DATA FOR THIS EXERCISE below:
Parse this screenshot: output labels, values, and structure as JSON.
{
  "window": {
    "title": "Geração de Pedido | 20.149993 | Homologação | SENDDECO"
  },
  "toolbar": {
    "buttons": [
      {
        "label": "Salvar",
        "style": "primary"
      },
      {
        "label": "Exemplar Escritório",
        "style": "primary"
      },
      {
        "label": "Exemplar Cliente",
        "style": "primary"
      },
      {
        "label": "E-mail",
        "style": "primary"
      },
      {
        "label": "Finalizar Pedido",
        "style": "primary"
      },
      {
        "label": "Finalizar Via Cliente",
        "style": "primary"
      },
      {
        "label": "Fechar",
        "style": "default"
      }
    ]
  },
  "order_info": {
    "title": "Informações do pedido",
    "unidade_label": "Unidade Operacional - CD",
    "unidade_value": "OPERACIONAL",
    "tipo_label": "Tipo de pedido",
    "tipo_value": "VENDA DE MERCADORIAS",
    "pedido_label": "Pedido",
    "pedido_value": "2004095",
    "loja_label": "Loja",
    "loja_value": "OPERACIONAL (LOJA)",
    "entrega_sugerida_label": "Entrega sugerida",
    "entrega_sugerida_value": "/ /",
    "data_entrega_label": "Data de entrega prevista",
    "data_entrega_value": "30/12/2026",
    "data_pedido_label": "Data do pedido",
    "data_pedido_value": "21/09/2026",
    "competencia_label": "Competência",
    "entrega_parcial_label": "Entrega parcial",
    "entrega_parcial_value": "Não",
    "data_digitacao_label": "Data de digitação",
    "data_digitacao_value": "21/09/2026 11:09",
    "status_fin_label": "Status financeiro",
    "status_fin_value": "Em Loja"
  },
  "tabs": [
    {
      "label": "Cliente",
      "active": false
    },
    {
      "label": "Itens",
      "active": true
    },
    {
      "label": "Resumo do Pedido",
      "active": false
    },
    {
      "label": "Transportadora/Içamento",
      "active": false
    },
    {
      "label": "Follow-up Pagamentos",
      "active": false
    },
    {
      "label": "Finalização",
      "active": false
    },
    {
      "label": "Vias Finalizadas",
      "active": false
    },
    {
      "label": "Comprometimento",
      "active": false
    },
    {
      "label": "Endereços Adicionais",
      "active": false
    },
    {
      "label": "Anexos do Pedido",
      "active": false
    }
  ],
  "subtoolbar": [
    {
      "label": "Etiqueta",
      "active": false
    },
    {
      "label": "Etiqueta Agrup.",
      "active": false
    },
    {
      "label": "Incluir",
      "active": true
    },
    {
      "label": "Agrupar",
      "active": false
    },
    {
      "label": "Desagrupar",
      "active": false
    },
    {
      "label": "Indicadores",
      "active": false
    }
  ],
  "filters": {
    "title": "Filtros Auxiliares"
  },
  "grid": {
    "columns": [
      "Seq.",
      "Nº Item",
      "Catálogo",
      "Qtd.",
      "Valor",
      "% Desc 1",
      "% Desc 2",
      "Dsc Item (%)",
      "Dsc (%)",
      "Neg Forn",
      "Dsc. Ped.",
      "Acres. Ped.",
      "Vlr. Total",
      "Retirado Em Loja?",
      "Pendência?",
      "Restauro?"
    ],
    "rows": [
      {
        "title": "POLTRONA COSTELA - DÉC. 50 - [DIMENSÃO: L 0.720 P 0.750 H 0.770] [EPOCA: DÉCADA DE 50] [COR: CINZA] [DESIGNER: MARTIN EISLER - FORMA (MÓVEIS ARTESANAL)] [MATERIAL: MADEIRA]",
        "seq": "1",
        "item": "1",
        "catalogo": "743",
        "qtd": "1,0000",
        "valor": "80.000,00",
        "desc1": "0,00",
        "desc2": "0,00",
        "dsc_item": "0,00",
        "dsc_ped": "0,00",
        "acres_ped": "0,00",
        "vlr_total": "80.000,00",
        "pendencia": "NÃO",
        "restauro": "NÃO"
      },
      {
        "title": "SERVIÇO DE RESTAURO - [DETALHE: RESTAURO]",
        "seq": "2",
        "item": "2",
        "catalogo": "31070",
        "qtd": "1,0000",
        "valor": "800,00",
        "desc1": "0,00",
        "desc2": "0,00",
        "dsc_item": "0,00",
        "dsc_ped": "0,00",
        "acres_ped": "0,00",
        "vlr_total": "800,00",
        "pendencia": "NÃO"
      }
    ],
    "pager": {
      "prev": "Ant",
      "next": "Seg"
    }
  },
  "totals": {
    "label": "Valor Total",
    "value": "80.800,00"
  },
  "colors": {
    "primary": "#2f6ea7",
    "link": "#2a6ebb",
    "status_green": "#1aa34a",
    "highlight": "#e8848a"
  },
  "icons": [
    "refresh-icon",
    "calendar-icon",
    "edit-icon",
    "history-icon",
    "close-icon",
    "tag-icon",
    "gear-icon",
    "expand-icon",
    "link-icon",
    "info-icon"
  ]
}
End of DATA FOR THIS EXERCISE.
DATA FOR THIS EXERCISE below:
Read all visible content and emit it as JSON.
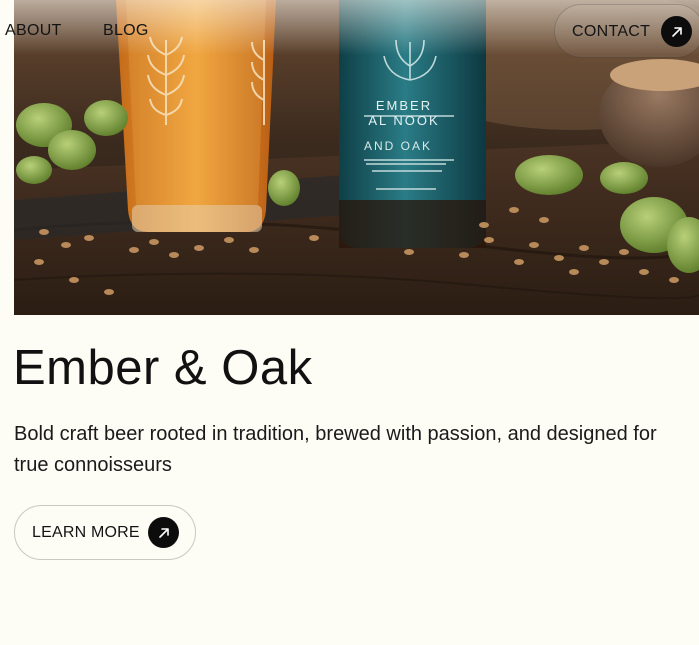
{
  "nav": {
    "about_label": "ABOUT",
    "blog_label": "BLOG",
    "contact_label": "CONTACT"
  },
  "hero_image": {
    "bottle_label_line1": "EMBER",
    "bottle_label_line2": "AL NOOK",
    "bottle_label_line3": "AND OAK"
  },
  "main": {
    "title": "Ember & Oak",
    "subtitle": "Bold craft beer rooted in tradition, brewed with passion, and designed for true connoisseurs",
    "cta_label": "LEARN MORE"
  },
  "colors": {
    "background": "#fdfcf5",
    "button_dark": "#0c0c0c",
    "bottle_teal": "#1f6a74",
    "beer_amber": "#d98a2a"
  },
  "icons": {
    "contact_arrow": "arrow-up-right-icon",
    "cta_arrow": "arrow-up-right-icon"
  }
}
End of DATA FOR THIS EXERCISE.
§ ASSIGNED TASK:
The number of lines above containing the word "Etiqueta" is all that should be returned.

§ WORKED SOLUTION:
2